The metaphorical theology of Sallie McFague an exploratory study
Gwyn, Q. Hugh J
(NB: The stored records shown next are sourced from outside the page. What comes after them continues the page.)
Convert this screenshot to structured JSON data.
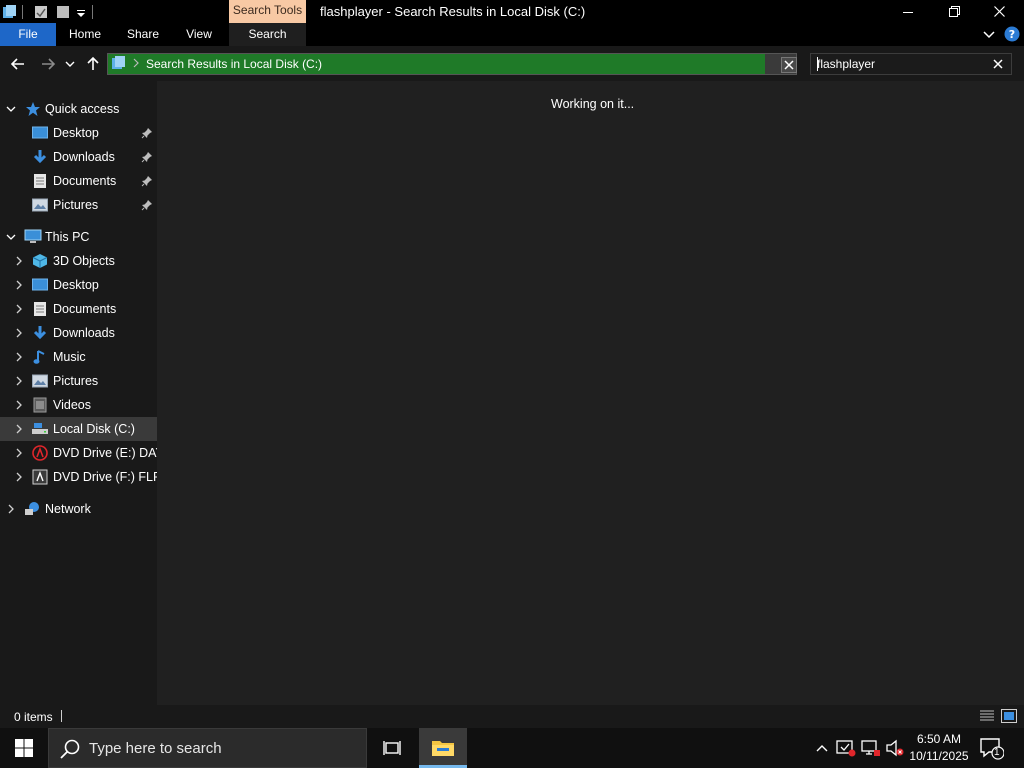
{
  "window": {
    "title": "flashplayer - Search Results in Local Disk (C:)",
    "context_tab_group": "Search Tools"
  },
  "ribbon": {
    "tabs": [
      {
        "label": "File"
      },
      {
        "label": "Home"
      },
      {
        "label": "Share"
      },
      {
        "label": "View"
      },
      {
        "label": "Search"
      }
    ]
  },
  "address": {
    "path": "Search Results in Local Disk (C:)"
  },
  "search": {
    "value": "flashplayer"
  },
  "navpane": {
    "quick_access": {
      "label": "Quick access",
      "items": [
        {
          "label": "Desktop",
          "icon": "desktop-icon"
        },
        {
          "label": "Downloads",
          "icon": "downloads-icon"
        },
        {
          "label": "Documents",
          "icon": "documents-icon"
        },
        {
          "label": "Pictures",
          "icon": "pictures-icon"
        }
      ]
    },
    "this_pc": {
      "label": "This PC",
      "items": [
        {
          "label": "3D Objects",
          "icon": "3d-objects-icon"
        },
        {
          "label": "Desktop",
          "icon": "desktop-icon"
        },
        {
          "label": "Documents",
          "icon": "documents-icon"
        },
        {
          "label": "Downloads",
          "icon": "downloads-icon"
        },
        {
          "label": "Music",
          "icon": "music-icon"
        },
        {
          "label": "Pictures",
          "icon": "pictures-icon"
        },
        {
          "label": "Videos",
          "icon": "videos-icon"
        },
        {
          "label": "Local Disk (C:)",
          "icon": "local-disk-icon"
        },
        {
          "label": "DVD Drive (E:) DAY_",
          "icon": "dvd-drive-icon"
        },
        {
          "label": "DVD Drive (F:) FLPR",
          "icon": "dvd-drive-icon"
        }
      ]
    },
    "network": {
      "label": "Network"
    }
  },
  "content": {
    "status_message": "Working on it..."
  },
  "statusbar": {
    "item_count": "0 items"
  },
  "taskbar": {
    "search_placeholder": "Type here to search",
    "time": "6:50 AM",
    "date": "10/11/2025",
    "notification_count": "1"
  },
  "colors": {
    "address_progress": "#1f7a28",
    "file_tab": "#1e67c8",
    "context_tab": "#f8c9a4",
    "selected_nav": "#3a3a3a"
  }
}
Sallie McFague, an American theologian, has developed a metaphorical theology during the last 35 years. Her fundamental critique is that the language and dominant metaphors that are used in theology to talk of God in relation to the world are no longer meaningful or significant today. Her basic methodology is to use scripture, tradition, feminist insights, process thought and experience as the basis for advancing her theology. Her premises arose primarily from her perception of the oppression of women, men and the rest of living and non-living creation arising from dominant hierarchal dualisms. Creation has been commodified in the neo-classical economic model. She proposes the alternative metaphors of mother, lover and friend to describe our relation with God and a model of Creation as God's Body to underpin our understanding of our relationship to creation. This is essentially congruent with the present evolutionary cosmological model of the universe. It means that we are both utterly dependent on the world, living and inanimate, and that we can no longer look upon it as other; because as God's body, God is both transcendent and radically immanent in creation, our present home where we must be actors in it as well and not tourists - temporary residents.